▶ **TASK BRIEF**
Write out the data exactly, please, and omit the pictures.

──────────────────────────────

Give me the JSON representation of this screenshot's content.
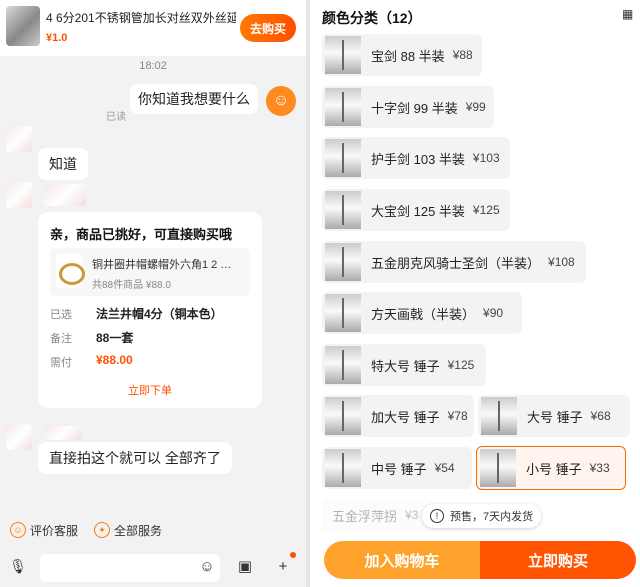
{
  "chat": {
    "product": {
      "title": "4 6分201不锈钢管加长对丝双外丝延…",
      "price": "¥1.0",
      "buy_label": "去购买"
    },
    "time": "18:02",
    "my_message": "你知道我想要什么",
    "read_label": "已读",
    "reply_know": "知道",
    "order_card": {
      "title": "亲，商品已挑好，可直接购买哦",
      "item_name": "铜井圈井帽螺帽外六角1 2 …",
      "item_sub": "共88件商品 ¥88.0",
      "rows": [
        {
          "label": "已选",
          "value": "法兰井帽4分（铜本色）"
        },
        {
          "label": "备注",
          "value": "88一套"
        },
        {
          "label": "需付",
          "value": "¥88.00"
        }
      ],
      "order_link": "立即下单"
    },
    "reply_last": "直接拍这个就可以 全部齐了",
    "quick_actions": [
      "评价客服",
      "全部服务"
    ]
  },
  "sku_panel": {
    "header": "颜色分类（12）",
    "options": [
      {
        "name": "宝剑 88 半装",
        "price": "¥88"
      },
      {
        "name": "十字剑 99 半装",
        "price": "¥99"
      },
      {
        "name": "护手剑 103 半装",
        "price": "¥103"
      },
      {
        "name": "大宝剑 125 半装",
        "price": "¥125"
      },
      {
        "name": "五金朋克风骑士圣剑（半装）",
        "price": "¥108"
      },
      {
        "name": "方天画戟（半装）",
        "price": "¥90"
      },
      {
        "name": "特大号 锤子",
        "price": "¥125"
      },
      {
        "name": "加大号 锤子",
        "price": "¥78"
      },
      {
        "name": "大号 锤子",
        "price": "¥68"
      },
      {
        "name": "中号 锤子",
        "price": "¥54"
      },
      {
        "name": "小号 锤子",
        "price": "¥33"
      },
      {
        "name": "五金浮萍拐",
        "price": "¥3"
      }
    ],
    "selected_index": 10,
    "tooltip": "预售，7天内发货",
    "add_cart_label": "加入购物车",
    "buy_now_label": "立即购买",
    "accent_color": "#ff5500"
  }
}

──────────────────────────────

▶ **RESPONSE**
Give me the JSON representation of this screenshot's content.
{
  "chat": {
    "product": {
      "title": "4 6分201不锈钢管加长对丝双外丝延…",
      "price": "¥1.0",
      "buy_label": "去购买"
    },
    "time": "18:02",
    "my_message": "你知道我想要什么",
    "read_label": "已读",
    "reply_know": "知道",
    "order_card": {
      "title": "亲，商品已挑好，可直接购买哦",
      "item_name": "铜井圈井帽螺帽外六角1 2 …",
      "item_sub": "共88件商品 ¥88.0",
      "rows": [
        {
          "label": "已选",
          "value": "法兰井帽4分（铜本色）"
        },
        {
          "label": "备注",
          "value": "88一套"
        },
        {
          "label": "需付",
          "value": "¥88.00"
        }
      ],
      "order_link": "立即下单"
    },
    "reply_last": "直接拍这个就可以 全部齐了",
    "quick_actions": [
      "评价客服",
      "全部服务"
    ]
  },
  "sku_panel": {
    "header": "颜色分类（12）",
    "options": [
      {
        "name": "宝剑 88 半装",
        "price": "¥88"
      },
      {
        "name": "十字剑 99 半装",
        "price": "¥99"
      },
      {
        "name": "护手剑 103 半装",
        "price": "¥103"
      },
      {
        "name": "大宝剑 125 半装",
        "price": "¥125"
      },
      {
        "name": "五金朋克风骑士圣剑（半装）",
        "price": "¥108"
      },
      {
        "name": "方天画戟（半装）",
        "price": "¥90"
      },
      {
        "name": "特大号 锤子",
        "price": "¥125"
      },
      {
        "name": "加大号 锤子",
        "price": "¥78"
      },
      {
        "name": "大号 锤子",
        "price": "¥68"
      },
      {
        "name": "中号 锤子",
        "price": "¥54"
      },
      {
        "name": "小号 锤子",
        "price": "¥33"
      },
      {
        "name": "五金浮萍拐",
        "price": "¥3"
      }
    ],
    "selected_index": 10,
    "tooltip": "预售，7天内发货",
    "add_cart_label": "加入购物车",
    "buy_now_label": "立即购买",
    "accent_color": "#ff5500"
  }
}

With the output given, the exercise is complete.